  • Do not use a vacuum or broom to clean up the broken bulb on hard surfaces.

3. Place all cleanup materials in a second sealed plastic bag.

  • Place the first bag in a second sealed plastic bag and put it in the outdoor trash container or in another outdoor protected area for the next normal trash disposal.
  • Note: some states prohibit such trash disposal and require that broken and unbroken lamps be taken to a local recycling center.
  • Wash your hands after disposing of the bag.

4. If a fluorescent bulb breaks on a rug or carpet:

  • First, remove all materials you can without using a vacuum cleaner, following the steps above. Sticky tape (such as duct tape) can be used to pick up small pieces and powder.
  • If vacuuming is needed after all visible materials are removed, vacuum the area where the bulb was broken, remove the vacuum bag (or empty and wipe the canister) and put the bag or vacuum debris in two sealed plastic bags in the outdoor trash or protected outdoor location for normal disposal.

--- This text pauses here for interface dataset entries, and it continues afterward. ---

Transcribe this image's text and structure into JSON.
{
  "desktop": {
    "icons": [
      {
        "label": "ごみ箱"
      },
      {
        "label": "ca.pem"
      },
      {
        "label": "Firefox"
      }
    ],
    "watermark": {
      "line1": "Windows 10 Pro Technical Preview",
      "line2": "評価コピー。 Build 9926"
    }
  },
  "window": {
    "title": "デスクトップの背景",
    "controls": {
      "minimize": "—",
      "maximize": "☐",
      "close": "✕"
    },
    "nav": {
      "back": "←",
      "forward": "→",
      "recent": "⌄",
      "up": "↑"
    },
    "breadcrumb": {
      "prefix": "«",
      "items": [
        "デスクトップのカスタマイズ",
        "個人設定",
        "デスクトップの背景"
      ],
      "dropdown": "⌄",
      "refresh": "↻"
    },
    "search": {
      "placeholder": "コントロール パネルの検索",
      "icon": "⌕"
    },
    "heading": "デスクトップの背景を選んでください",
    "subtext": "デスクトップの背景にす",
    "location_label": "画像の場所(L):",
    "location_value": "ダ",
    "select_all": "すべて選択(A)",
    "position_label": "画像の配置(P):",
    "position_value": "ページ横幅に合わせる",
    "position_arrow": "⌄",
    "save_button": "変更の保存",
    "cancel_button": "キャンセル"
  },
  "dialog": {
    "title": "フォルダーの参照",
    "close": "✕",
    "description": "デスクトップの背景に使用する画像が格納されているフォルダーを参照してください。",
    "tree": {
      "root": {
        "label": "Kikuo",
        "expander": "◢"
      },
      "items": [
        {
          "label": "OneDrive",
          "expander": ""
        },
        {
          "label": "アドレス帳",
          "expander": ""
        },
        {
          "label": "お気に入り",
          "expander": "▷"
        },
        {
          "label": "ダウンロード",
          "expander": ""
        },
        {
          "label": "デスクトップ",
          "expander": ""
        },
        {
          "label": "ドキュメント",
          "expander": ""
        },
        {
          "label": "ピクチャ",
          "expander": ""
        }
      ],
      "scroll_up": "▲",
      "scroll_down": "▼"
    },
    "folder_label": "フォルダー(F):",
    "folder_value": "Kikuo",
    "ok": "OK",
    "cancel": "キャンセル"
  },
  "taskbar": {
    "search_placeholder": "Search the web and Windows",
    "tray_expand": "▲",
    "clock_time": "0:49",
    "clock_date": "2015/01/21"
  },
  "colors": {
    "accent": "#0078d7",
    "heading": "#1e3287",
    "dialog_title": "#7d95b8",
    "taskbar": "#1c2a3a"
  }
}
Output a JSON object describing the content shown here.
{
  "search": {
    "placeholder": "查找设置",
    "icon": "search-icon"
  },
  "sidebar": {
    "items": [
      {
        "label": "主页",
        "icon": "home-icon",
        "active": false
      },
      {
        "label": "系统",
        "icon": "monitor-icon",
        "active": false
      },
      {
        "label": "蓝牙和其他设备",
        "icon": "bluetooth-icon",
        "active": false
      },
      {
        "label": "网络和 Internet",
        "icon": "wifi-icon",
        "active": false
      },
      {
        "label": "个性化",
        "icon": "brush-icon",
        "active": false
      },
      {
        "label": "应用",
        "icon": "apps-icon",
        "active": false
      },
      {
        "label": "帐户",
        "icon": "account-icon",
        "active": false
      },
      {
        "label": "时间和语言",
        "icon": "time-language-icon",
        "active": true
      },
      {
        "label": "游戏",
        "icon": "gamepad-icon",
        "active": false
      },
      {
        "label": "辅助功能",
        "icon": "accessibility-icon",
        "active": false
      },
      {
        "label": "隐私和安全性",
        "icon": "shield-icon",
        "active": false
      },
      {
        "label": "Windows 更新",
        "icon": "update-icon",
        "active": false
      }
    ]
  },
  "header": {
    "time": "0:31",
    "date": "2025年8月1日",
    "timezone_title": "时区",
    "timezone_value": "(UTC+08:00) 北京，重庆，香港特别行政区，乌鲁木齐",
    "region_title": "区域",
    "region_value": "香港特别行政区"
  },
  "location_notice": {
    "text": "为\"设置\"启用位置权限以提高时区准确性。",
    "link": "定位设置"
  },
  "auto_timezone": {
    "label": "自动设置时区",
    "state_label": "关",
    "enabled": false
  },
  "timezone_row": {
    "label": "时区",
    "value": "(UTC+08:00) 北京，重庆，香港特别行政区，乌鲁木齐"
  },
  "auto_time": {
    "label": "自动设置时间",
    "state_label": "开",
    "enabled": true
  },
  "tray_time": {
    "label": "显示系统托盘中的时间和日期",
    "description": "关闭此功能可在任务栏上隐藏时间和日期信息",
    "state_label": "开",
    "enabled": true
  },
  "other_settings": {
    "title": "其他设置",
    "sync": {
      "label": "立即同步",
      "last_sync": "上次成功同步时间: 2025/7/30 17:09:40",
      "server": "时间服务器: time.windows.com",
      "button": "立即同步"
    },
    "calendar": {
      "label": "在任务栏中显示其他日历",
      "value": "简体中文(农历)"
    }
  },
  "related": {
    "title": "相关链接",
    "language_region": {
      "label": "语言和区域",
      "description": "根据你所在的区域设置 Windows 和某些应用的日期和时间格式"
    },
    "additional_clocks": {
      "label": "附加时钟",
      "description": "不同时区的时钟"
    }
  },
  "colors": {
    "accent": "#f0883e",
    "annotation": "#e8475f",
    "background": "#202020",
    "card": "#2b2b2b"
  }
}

Dang, I guess popping those long fluorescent bulbs in the trash can is a no-no too now!  Guess I should have popped them and ran from the dust cloud it created.  But no, I'd just fling another one.  Oh well, I've survived this long.  Guess I'll go a few more years!